|Dataset||Freedom House||Authoritarian Regime Dataset v.5||Geddes et al's (2014) Autocratic Regimes v.1.2 and Keefer's (2012) Dataset in Political Institutions||Geddes et al’s (2014) Autocratic Regimes v.1.2 and NELDA|
|Total number of countries covered in any year||151||192||151||192|
|Total number of countries with electoral autocracies covered in any year||51||81||66||64|
The results show little consensus exists on identifying electoral autocracy. Specifically, there is a 34% probability that scholars agree when coding the same countries over a similar period.
Scholars might share an understanding of how electoral autocracy differs from other regimes. However, transforming these ideas into coding criteria provides a different set of country-year observations.
For example, in the institution-based approach, the distinction between electoral autocracies and other regimes is based on experts' assessment of election quality. This evaluation, being subjective, produces a 56% probability of agreement about the limits at which an electoral autocracy starts and ends in a given year.
|Perspectives||Number observations||Coefficient (interval at 95%)|
Given this lack of scholarly consensus, what countries do represent clear instances of electoral autocracies? The graphic below shows the ranking of countries (y-axis) over the 1980–2002 period based on the Consensus Index (CI) scores (x-axis). The higher a country is in the ranking, the more likely a 'hybrid regime' configuration resembles those we expect in electoral autocracies. That is, elections and legislatures are sufficiently meaningful in the constitution of power that political actors must heed. Second, multiparty elections signal that the executive and legislative power are in the hands of civilian elites. Finally, incumbents violate institutional rules for their benefit and at the opposition's expense.
The above graphic shows that 23 out of 96 countries have experienced 'clear instances' of electoral authoritarianism. These are countries where three out of four authors agree on coding the same country in any year as electoral autocracy (CI = 0.66). Cameroon, Malaysia, and Singapore are the clearest examples of these regimes. As the ranking goes further down, disagreements become more evident. For example, from 1980–2002, only one dataset identifies Venezuela and Yugoslavia as electoral autocracies.
Electoral autocracies seem to be the most common form of dictatorship precisely because the concept has been used as a blanket term. Given the lack of consensus among scholars in identifying this regime, I suggest three guidelines to avoid comparing apples and pears.
Electoral autocracies seem to be the most common form of dictatorship precisely because the concept has been used as a blanket term
First, we need to better conceptualise and measure regime types, as this series discusses. Future studies might benefit from analysing why scholars disagree on how to identify electoral autocracies. By so doing, we may develop more nuanced criteria for conceptualising and measuring regime types. If we have doubts about coding decisions, we should explain the source of uncertainty in the dataset documentation.
Second, datasets on political regimes are based on assumptions about what constitutes a regime and what dynamics are equivalent to regime change. Against this backdrop, we should select and cross-check those datasets that match our theory assumptions regarding the 'rules of the game.'
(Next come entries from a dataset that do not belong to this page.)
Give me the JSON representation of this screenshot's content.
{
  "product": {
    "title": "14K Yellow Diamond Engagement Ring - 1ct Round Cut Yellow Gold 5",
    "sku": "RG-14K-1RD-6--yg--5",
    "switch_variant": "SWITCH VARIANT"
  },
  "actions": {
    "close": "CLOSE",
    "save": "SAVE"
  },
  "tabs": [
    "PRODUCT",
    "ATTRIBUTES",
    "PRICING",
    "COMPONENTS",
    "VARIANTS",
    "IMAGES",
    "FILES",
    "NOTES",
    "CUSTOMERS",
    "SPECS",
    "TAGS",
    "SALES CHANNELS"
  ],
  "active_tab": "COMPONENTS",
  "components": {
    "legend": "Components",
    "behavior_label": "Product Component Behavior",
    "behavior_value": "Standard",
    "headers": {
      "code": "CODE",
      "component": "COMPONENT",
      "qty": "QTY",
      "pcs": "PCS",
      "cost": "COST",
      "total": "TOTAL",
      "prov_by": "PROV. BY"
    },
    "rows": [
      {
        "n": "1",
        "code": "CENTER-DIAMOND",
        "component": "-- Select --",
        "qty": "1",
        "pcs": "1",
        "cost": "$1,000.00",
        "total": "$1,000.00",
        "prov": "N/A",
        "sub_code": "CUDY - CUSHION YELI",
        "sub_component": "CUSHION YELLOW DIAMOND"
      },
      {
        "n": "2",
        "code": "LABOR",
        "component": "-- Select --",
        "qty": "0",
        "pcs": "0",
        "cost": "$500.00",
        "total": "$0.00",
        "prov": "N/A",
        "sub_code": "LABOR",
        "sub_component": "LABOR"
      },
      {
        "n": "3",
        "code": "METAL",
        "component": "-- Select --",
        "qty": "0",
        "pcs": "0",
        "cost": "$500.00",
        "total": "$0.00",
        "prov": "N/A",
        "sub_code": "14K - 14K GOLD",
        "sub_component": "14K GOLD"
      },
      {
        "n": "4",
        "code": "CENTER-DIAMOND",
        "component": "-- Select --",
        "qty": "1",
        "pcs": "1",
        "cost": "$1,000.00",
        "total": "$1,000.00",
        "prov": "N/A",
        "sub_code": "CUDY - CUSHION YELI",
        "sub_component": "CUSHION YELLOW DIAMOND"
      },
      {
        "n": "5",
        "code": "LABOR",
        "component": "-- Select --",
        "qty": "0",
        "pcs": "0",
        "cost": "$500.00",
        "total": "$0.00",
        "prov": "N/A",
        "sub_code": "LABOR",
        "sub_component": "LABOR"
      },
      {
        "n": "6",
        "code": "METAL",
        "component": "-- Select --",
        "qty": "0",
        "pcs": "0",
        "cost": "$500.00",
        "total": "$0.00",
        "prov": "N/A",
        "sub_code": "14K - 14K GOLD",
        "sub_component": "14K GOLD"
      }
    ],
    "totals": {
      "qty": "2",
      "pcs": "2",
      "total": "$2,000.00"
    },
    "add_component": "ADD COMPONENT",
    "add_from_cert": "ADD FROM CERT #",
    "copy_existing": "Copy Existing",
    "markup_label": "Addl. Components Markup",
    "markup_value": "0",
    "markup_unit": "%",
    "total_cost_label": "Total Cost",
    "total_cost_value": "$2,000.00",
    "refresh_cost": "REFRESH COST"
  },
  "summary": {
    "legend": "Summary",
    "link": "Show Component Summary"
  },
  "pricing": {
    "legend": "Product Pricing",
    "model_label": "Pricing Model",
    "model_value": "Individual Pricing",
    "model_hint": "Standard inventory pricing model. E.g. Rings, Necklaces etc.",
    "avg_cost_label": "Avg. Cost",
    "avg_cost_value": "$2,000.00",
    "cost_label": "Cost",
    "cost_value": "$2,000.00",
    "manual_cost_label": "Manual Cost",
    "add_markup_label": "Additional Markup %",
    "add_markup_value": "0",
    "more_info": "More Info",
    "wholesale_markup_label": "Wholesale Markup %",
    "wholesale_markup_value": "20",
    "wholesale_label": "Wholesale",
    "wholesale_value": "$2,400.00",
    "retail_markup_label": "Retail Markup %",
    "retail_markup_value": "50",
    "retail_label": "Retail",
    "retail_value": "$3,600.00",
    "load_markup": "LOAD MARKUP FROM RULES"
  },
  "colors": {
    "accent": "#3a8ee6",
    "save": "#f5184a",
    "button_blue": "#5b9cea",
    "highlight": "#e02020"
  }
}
Third, studies focusing on electoral autocracies or other regimes must ensure that the sample displays the 'rules of the game' we expect in such a regime configuration. And they must discuss the sample or case selection's implications for inference and generalisations.